When I went to Italy some years ago I was particularly fascinated by the masks that I encountered in both Verona and Venice; I think most tourist like me were.
We crowded around the stalls and handled the various offering with small cries of delight and wonder. Many people quickly grasped them and immediately assumed a different persona once their face was hidden behind the mask.
The onlookers also took up their roles in the masquerade. As the masked person pranced around with exaggerated movements the audience accepted the new identity that was portrayed.
What I have learnt from this experience – and from living a life that wasn’t mine – was that whenever someone wears a mask all ensuing expressions must be conveyed by the body as the real face is obscured. The mask has an effect on both the wearer and the beholder.

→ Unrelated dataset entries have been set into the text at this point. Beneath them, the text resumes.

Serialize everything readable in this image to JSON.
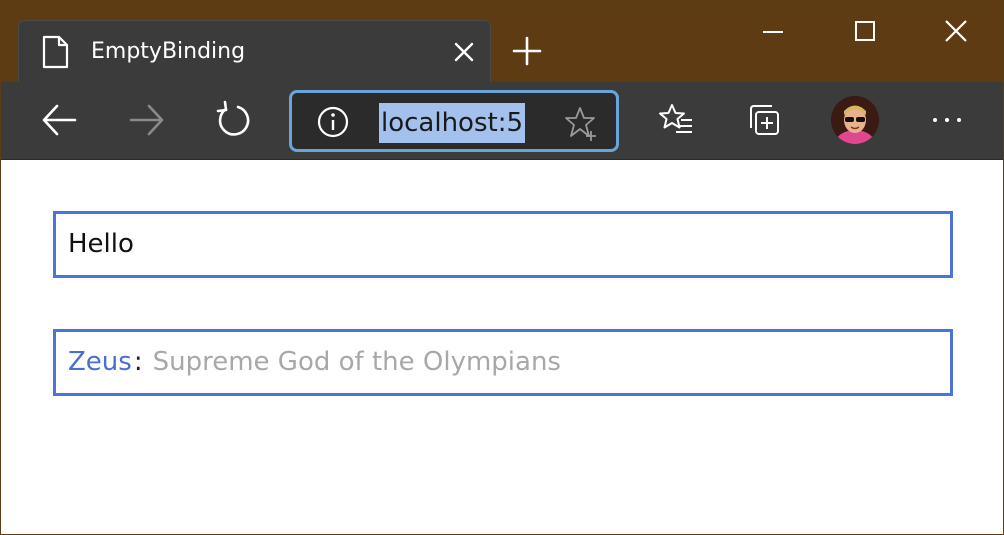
{
  "browser": {
    "tab": {
      "title": "EmptyBinding",
      "icon": "page-icon"
    },
    "address_bar": {
      "url": "localhost:5"
    },
    "colors": {
      "titlebar": "#5f3b14",
      "toolbar": "#3b3b3b",
      "address_border": "#6aa4d8",
      "url_selection": "#a3c1ec"
    }
  },
  "content": {
    "input1": {
      "value": "Hello"
    },
    "input2": {
      "name": "Zeus",
      "separator": ":",
      "description": "Supreme God of the Olympians"
    },
    "colors": {
      "input_border": "#4a74d6",
      "name_color": "#4a6fd0",
      "description_color": "#a8a8a8"
    }
  }
}
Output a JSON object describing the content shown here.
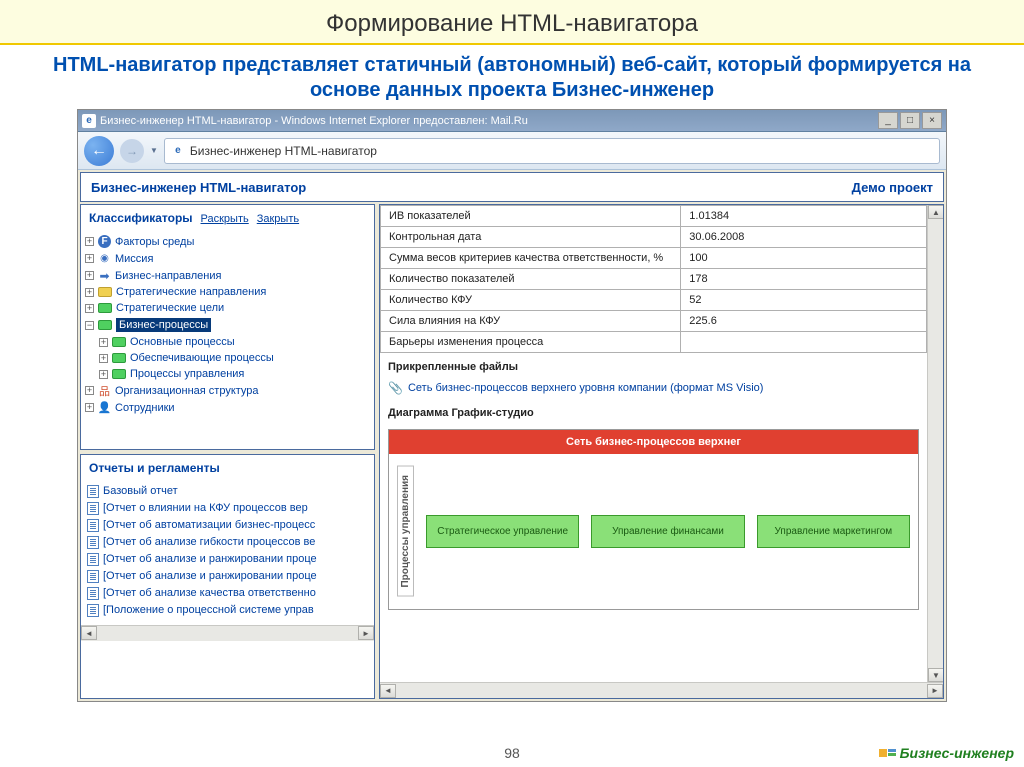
{
  "slide": {
    "title": "Формирование HTML-навигатора",
    "subtitle": "HTML-навигатор представляет статичный (автономный) веб-сайт, который формируется на основе данных проекта Бизнес-инженер",
    "page_number": "98",
    "brand": "Бизнес-инженер"
  },
  "window": {
    "title": "Бизнес-инженер HTML-навигатор - Windows Internet Explorer предоставлен: Mail.Ru",
    "tab_title": "Бизнес-инженер HTML-навигатор"
  },
  "header": {
    "title": "Бизнес-инженер HTML-навигатор",
    "project": "Демо проект"
  },
  "classifiers": {
    "title": "Классификаторы",
    "expand": "Раскрыть",
    "collapse": "Закрыть",
    "items": [
      "Факторы среды",
      "Миссия",
      "Бизнес-направления",
      "Стратегические направления",
      "Стратегические цели",
      "Бизнес-процессы",
      "Основные процессы",
      "Обеспечивающие процессы",
      "Процессы управления",
      "Организационная структура",
      "Сотрудники"
    ]
  },
  "reports": {
    "title": "Отчеты и регламенты",
    "items": [
      "Базовый отчет",
      "[Отчет о влиянии на КФУ процессов вер",
      "[Отчет об автоматизации бизнес-процесс",
      "[Отчет об анализе гибкости процессов ве",
      "[Отчет об анализе и ранжировании проце",
      "[Отчет об анализе и ранжировании проце",
      "[Отчет об анализе качества ответственно",
      "[Положение о процессной системе управ"
    ]
  },
  "table": {
    "rows": [
      {
        "k": "ИВ показателей",
        "v": "1.01384"
      },
      {
        "k": "Контрольная дата",
        "v": "30.06.2008"
      },
      {
        "k": "Сумма весов критериев качества ответственности, %",
        "v": "100"
      },
      {
        "k": "Количество показателей",
        "v": "178"
      },
      {
        "k": "Количество КФУ",
        "v": "52"
      },
      {
        "k": "Сила влияния на КФУ",
        "v": "225.6"
      },
      {
        "k": "Барьеры изменения процесса",
        "v": ""
      }
    ]
  },
  "attachments": {
    "title": "Прикрепленные файлы",
    "file": "Сеть бизнес-процессов верхнего уровня компании (формат  MS Visio)"
  },
  "diagram": {
    "title": "Диаграмма График-студио",
    "header": "Сеть бизнес-процессов верхнег",
    "side_label": "Процессы управления",
    "boxes": [
      "Стратегическое управление",
      "Управление финансами",
      "Управление маркетингом"
    ]
  }
}
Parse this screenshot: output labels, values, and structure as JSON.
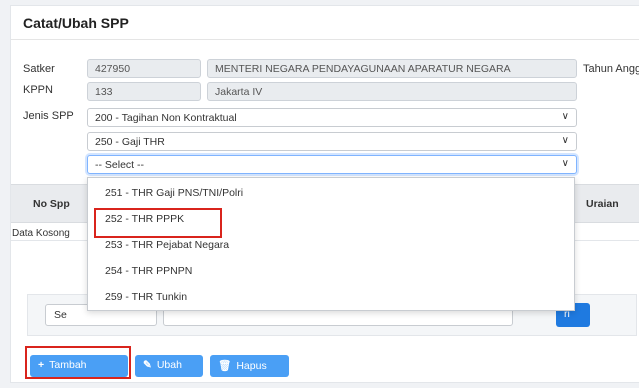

The mask may give anonymity or it may give a new identity.
At the end of the day, it is still a mask; it’s not the real person.
Life should not be a continual masquerade ball – after all even the best masquerade ball comes to an end at some stage.